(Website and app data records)
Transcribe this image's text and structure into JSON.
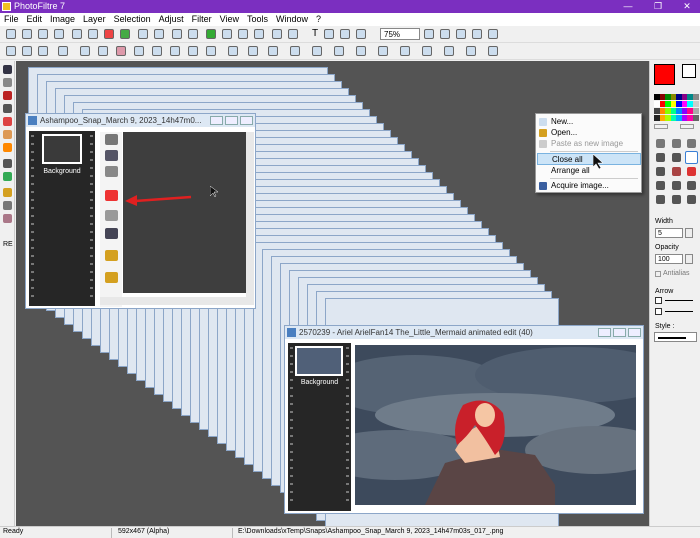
{
  "window": {
    "title": "PhotoFiltre 7",
    "controls": [
      "—",
      "❐",
      "✕"
    ]
  },
  "menu": [
    "File",
    "Edit",
    "Image",
    "Layer",
    "Selection",
    "Adjust",
    "Filter",
    "View",
    "Tools",
    "Window",
    "?"
  ],
  "toolbar": {
    "zoom_value": "75%",
    "text_tool_glyph": "T"
  },
  "left_tools": {
    "bottom_label": "RE"
  },
  "doc1": {
    "title": "Ashampoo_Snap_March 9, 2023_14h47m0...",
    "layer_label": "Background"
  },
  "doc2": {
    "title": "2570239 - Ariel ArielFan14 The_Little_Mermaid animated edit (40)",
    "layer_label": "Background"
  },
  "context_menu": {
    "items": [
      {
        "label": "New...",
        "disabled": false,
        "highlighted": false
      },
      {
        "label": "Open...",
        "disabled": false,
        "highlighted": false
      },
      {
        "label": "Paste as new image",
        "disabled": true,
        "highlighted": false
      },
      {
        "label": "Close all",
        "disabled": false,
        "highlighted": true
      },
      {
        "label": "Arrange all",
        "disabled": false,
        "highlighted": false
      },
      {
        "label": "Acquire image...",
        "disabled": false,
        "highlighted": false
      }
    ]
  },
  "right_panel": {
    "width_label": "Width",
    "width_value": "5",
    "opacity_label": "Opacity",
    "opacity_value": "100",
    "antialias_label": "Antialias",
    "arrow_label": "Arrow",
    "style_label": "Style :"
  },
  "statusbar": {
    "status": "Ready",
    "dimensions": "592x467 (Alpha)",
    "filepath": "E:\\Downloads\\xTemp\\Snaps\\Ashampoo_Snap_March 9, 2023_14h47m03s_017_.png"
  },
  "colors": {
    "titlebar": "#7b2fc0",
    "workspace": "#545454",
    "foreground_color": "#ff0000",
    "background_color": "#ffffff",
    "arrow_annotation": "#e02020",
    "highlight": "#cce4f7"
  }
}
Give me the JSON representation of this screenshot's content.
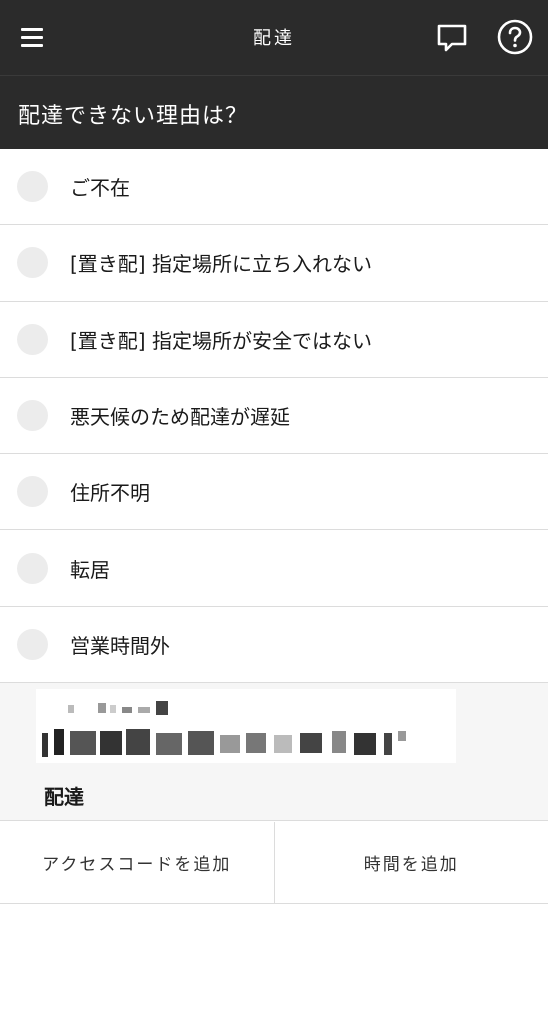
{
  "header": {
    "title": "配達",
    "icons": {
      "menu": "menu-icon",
      "chat": "chat-bubble-icon",
      "help": "help-circle-icon"
    }
  },
  "question": "配達できない理由は？",
  "reasons": [
    {
      "label": "ご不在"
    },
    {
      "label": "[置き配] 指定場所に立ち入れない"
    },
    {
      "label": "[置き配] 指定場所が安全ではない"
    },
    {
      "label": "悪天候のため配達が遅延"
    },
    {
      "label": "住所不明"
    },
    {
      "label": "転居"
    },
    {
      "label": "営業時間外"
    }
  ],
  "info": {
    "status": "配達"
  },
  "actions": {
    "access_code": "アクセスコードを追加",
    "time": "時間を追加"
  },
  "colors": {
    "header_bg": "#2b2b2b",
    "radio_fill": "#ececec",
    "divider": "#dcdcdc"
  }
}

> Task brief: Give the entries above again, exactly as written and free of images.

> The completed task:
Transcribe this image's text and structure into JSON.
{
  "window": {
    "title": "PhotoFiltre 7",
    "controls": [
      "—",
      "❐",
      "✕"
    ]
  },
  "menu": [
    "File",
    "Edit",
    "Image",
    "Layer",
    "Selection",
    "Adjust",
    "Filter",
    "View",
    "Tools",
    "Window",
    "?"
  ],
  "toolbar": {
    "zoom_value": "75%",
    "text_tool_glyph": "T"
  },
  "left_tools": {
    "bottom_label": "RE"
  },
  "doc1": {
    "title": "Ashampoo_Snap_March 9, 2023_14h47m0...",
    "layer_label": "Background"
  },
  "doc2": {
    "title": "2570239 - Ariel ArielFan14 The_Little_Mermaid animated edit (40)",
    "layer_label": "Background"
  },
  "context_menu": {
    "items": [
      {
        "label": "New...",
        "disabled": false,
        "highlighted": false
      },
      {
        "label": "Open...",
        "disabled": false,
        "highlighted": false
      },
      {
        "label": "Paste as new image",
        "disabled": true,
        "highlighted": false
      },
      {
        "label": "Close all",
        "disabled": false,
        "highlighted": true
      },
      {
        "label": "Arrange all",
        "disabled": false,
        "highlighted": false
      },
      {
        "label": "Acquire image...",
        "disabled": false,
        "highlighted": false
      }
    ]
  },
  "right_panel": {
    "width_label": "Width",
    "width_value": "5",
    "opacity_label": "Opacity",
    "opacity_value": "100",
    "antialias_label": "Antialias",
    "arrow_label": "Arrow",
    "style_label": "Style :"
  },
  "statusbar": {
    "status": "Ready",
    "dimensions": "592x467 (Alpha)",
    "filepath": "E:\\Downloads\\xTemp\\Snaps\\Ashampoo_Snap_March 9, 2023_14h47m03s_017_.png"
  },
  "colors": {
    "titlebar": "#7b2fc0",
    "workspace": "#545454",
    "foreground_color": "#ff0000",
    "background_color": "#ffffff",
    "arrow_annotation": "#e02020",
    "highlight": "#cce4f7"
  }
}
Give me the JSON representation of this screenshot's content.
{
  "header": {
    "title": "配達",
    "icons": {
      "menu": "menu-icon",
      "chat": "chat-bubble-icon",
      "help": "help-circle-icon"
    }
  },
  "question": "配達できない理由は？",
  "reasons": [
    {
      "label": "ご不在"
    },
    {
      "label": "[置き配] 指定場所に立ち入れない"
    },
    {
      "label": "[置き配] 指定場所が安全ではない"
    },
    {
      "label": "悪天候のため配達が遅延"
    },
    {
      "label": "住所不明"
    },
    {
      "label": "転居"
    },
    {
      "label": "営業時間外"
    }
  ],
  "info": {
    "status": "配達"
  },
  "actions": {
    "access_code": "アクセスコードを追加",
    "time": "時間を追加"
  },
  "colors": {
    "header_bg": "#2b2b2b",
    "radio_fill": "#ececec",
    "divider": "#dcdcdc"
  }
}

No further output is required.